Why Silicon Valley tech giants now invest fortunes in real estate business

Why Silicon Valley tech giants now invest fortunes in real estate business

The burgeoning Silicon Valley industry attracts more and more businesses and workers, but homelessness is creating a lot of tensions and making clear how the gap between rich and poor grows in the world's first economy Credit: Shutterstock

History professor Leon Sultan grew up in a
San Francisco that working-class families remember as their home. That place, for the most part, has disappeared.

The city is now the center of the thriving tech industry in the United States and
It records one of the highest housing costs in the entire country. Owning a home is increasingly difficult:
to the lack of houses joins the increase of the newly fortified fortunes.

Sultan currently lives in a one-bedroom apartment under a stabilized income scheme. He shares it with his wife, who also works in education, and his four-year-old son. When in a few weeks they move to a larger place, the cost of their rent will almost double.

"I was born here in 1978. Then, a family with two salaries could buy a house," he says. "Right now the only way to buy one, if you are a normal person, is to have some kind of help." "I feel fortunate not to have been expelled yet," he says.

"Unsustainable" situation

Sultan, and many others, attribute this housing crisis to
rise of technology companies from the area of ​​the Baha of San Francisco, which has created great inequalities in society.

The influx of workers and money to San Francisco created a real estate problemThe influx of workers and money to San Francisco created a real estate problem Credit: Shutterstock

The growing discomfort of the community is reflected in the requests for new taxes directed at technology companies. But also in small things, such as the position against the groups that transport workers to
Silicon Valley, where many of these companies have their headquarters.

For years, tech giants have responded without accepting their responsibility to those who criticize them, but they begin to see signs of change.

One of them is that in June, Google said it will allocate US $ 1 billion to
housing problem, the same amount that Facebook promised. Apple for its part raised the commitment by committing to dedicate US $ 2,500 million.

"We know that what is happening is unsustainable," said Tim Cook, Apple's CEO, in revealing his company's plans.

Those decisions followed a wave of small donations and company activities such as Cisco and Microsoft, which said they would invest $ 500 million in homes in their home state of Washington.

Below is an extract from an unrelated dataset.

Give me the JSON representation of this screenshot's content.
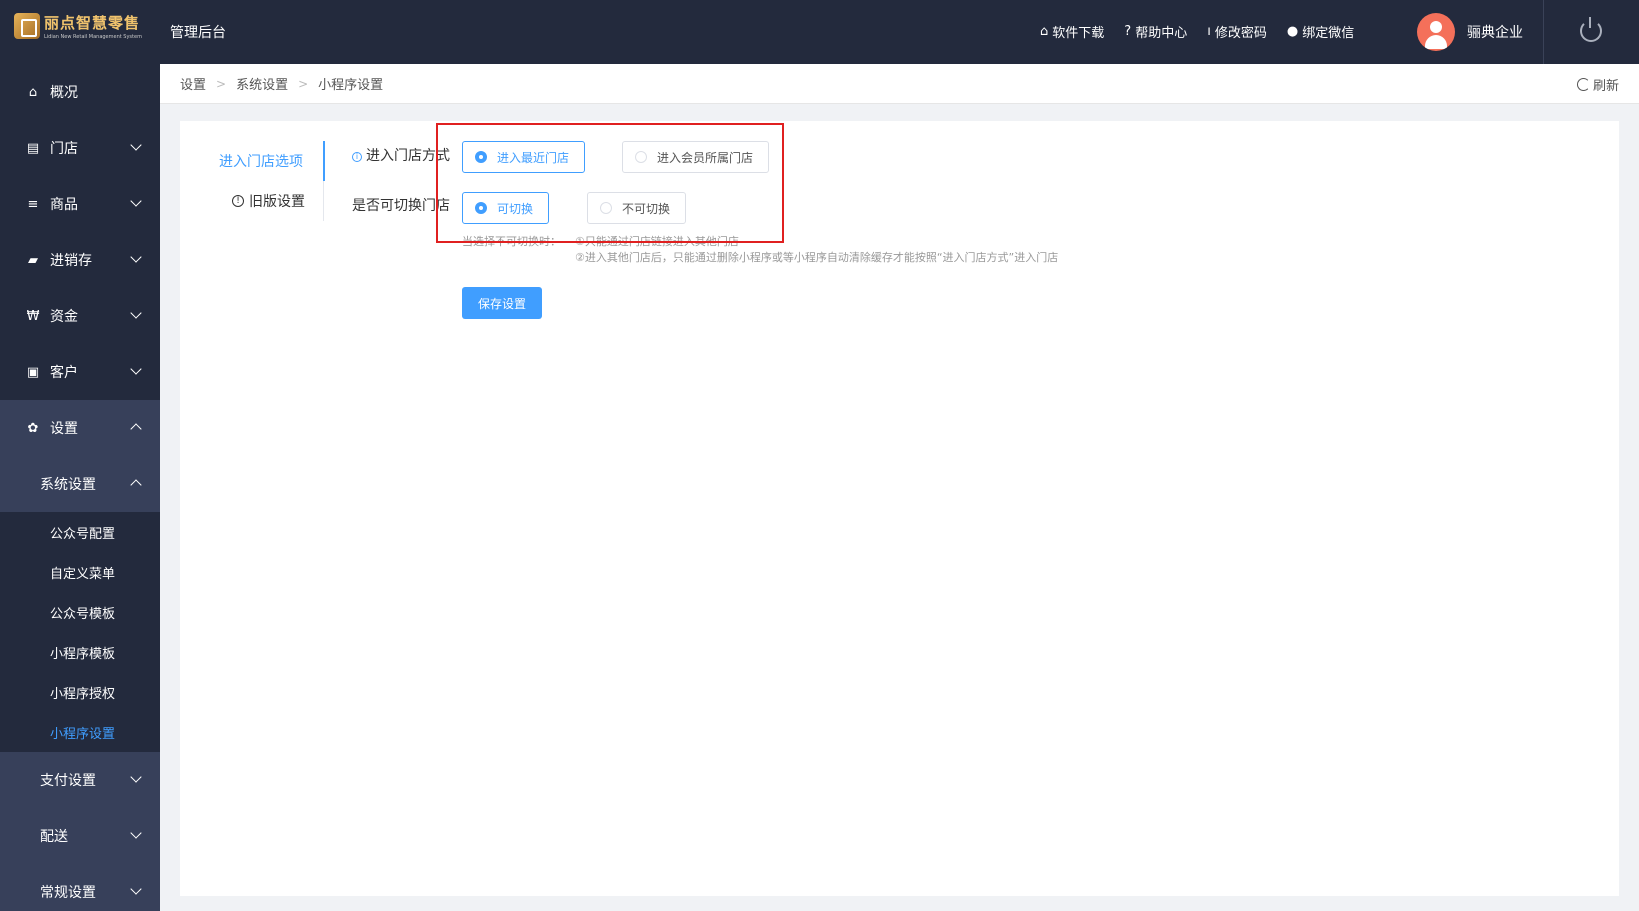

These commitments represent a "type of recognition by the technology industry that they are in part responsible for the housing affordability crisis," says Jeffrey Buchanan of Silicon Valley Rising.

An average rental in San Francisco is around 3200 dollars per monthAn average rental in San Francisco is around 3200 dollars a month Credit: Shutterstock

Buchanan has pressured tech giants on the subject for years. "I hope that there will be a change of mentality in the industry. The old way of doing things does not work."

Rising prices

As the technology industry has grown, housing and rental prices in the area of ​​the Baha have doubled in the last decade, becoming in many respects the highest in the United States.

Last month, the San Francisco Real Estate Agents Association said that the average price of a home in the city had reached $ 1.4 million. He
Average rent exceeds US $ 3200 per month, according to Moody's Analytics-Reis analysis firm.

Salaries in the area have also increased, but not as fast as housing costs. A family needs to earn US $ 126,800 a year to be able to rent a normal two-bedroom property in San Francisco without spending more than 30% of their income, the percentage they considered as a breakeven point.